“It is of little use to argue that the goal of this strategy is not to contain China,” Auslin acknowledges, yet he asserts that “there are numerous ways to do this without threatening any nation’s sense of security or making it feel it has to choose between the United States and China.” If so, then the future of the liberal international order in Asia is brighter than it often seems. Alas, Auslin offers little evidence, and recent years inspire little confidence.
Another dilemma: If Westerners so often misunderstand Asia, how likely are American leaders and voters to come around, reassess the situation, and chart a better way forward? Certainly this book can help. But the many cultural, historical, and ideological factors that obscure US thinking about Asia won’t be easily overcome.

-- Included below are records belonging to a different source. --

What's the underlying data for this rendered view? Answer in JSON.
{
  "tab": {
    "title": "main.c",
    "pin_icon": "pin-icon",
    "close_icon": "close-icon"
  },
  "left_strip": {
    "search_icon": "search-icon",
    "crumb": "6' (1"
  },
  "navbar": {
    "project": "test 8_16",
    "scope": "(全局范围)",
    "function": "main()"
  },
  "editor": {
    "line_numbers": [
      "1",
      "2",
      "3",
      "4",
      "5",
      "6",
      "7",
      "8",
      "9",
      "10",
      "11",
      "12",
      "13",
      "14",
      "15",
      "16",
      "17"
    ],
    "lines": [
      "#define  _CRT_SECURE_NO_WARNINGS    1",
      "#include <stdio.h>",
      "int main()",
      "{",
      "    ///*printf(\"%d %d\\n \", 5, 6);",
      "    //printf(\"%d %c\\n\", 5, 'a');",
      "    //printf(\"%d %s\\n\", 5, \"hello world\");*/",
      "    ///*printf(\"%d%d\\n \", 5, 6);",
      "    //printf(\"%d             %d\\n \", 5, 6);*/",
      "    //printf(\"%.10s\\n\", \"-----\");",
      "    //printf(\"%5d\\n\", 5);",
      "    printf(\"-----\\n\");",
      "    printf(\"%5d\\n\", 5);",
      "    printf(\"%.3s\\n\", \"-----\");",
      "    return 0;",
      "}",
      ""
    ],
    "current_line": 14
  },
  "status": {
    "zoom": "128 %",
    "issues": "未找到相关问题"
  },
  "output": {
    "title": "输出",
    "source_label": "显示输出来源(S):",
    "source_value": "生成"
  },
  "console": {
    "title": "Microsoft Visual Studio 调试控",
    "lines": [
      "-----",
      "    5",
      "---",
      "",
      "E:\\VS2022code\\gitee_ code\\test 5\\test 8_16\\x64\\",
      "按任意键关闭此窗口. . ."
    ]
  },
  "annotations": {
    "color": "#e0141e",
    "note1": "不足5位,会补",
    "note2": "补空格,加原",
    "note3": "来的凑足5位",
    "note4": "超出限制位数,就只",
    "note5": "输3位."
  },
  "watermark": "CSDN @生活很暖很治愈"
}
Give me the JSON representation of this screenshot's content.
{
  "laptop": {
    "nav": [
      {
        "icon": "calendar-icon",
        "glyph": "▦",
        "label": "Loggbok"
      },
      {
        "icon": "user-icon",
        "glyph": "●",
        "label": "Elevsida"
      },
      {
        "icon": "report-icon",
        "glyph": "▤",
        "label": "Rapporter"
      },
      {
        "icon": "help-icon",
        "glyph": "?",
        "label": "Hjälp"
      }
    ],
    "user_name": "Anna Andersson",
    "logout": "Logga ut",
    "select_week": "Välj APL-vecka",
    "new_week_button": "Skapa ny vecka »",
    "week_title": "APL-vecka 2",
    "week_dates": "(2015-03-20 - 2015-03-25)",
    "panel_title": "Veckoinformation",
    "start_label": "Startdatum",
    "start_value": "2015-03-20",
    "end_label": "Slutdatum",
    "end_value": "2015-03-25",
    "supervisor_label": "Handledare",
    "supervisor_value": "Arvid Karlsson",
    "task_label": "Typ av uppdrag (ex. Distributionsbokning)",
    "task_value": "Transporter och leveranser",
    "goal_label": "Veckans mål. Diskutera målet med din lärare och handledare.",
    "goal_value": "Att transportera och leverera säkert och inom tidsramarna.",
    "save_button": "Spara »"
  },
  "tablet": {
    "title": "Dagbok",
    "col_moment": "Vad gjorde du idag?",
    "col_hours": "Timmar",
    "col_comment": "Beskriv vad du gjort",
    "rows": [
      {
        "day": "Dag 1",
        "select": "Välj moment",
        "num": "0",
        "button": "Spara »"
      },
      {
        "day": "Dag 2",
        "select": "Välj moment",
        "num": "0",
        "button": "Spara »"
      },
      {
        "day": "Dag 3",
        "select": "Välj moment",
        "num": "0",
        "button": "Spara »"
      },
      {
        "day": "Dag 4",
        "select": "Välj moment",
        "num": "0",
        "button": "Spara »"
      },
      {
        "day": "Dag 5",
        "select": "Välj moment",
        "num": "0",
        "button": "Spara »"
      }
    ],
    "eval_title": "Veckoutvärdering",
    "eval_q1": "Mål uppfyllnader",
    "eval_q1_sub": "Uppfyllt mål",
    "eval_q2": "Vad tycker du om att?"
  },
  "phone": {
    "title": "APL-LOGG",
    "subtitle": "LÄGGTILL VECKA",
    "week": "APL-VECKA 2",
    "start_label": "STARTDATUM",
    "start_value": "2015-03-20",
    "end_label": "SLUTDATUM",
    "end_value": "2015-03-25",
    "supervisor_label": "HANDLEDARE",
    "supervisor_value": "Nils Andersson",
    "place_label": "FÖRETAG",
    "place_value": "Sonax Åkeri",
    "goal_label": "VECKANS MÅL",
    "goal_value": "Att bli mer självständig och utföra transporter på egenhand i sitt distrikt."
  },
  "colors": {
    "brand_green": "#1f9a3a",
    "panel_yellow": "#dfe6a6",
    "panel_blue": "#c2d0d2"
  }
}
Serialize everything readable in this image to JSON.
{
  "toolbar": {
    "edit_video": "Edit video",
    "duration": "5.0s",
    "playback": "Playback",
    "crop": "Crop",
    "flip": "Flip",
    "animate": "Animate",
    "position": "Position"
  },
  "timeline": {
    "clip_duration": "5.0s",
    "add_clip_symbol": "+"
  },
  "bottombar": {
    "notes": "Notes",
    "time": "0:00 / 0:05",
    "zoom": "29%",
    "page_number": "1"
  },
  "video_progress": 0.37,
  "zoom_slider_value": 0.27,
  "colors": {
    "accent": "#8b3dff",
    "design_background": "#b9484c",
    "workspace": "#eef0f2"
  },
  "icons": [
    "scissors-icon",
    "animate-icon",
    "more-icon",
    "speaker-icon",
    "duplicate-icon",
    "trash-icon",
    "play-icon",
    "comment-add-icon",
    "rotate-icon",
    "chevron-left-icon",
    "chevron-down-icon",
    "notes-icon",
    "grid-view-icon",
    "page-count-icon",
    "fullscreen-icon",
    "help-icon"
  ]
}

Asia remains strikingly foreign to the American consciousness. Compared with Europe, few Americans trace their lineage to Asia, speak its languages, or know its basic history. American journalists, diplomats, and military officers are far more likely to have made their careers in Germany or Iraq than in Japan. The Trump Administration, like many before it, has few senior officials with significant Asia backgrounds. This shapes official assessments of risk, including the common view that modern states won’t really fight over a bunch of rocks at sea. “But to dismiss the possibility,” warns Auslin, “would be a dangerous mistake.”
Of Americans with experience in Asia, a disproportionate number are businessmen. This doesn’t dictate how they’ll think about the risks of war, but it suggests that happy stories of economic miracles are more familiar than, say, harsh tales of anti-American or anti-Japanese indoctrination at the Communist Party schools that train China’s military and political leaders.
Which is all the more reason to appreciate Michael Auslin’s timely reality check. Americans may not be interested in Asia’s growing problems, but Asia’s problems are interested in them.
David Feith is an editorial writer for the Wall Street Journal based in Hong Kong. © Commentary magazine (www.commentarymagazine.com), reprinted by permission, all rights reserved.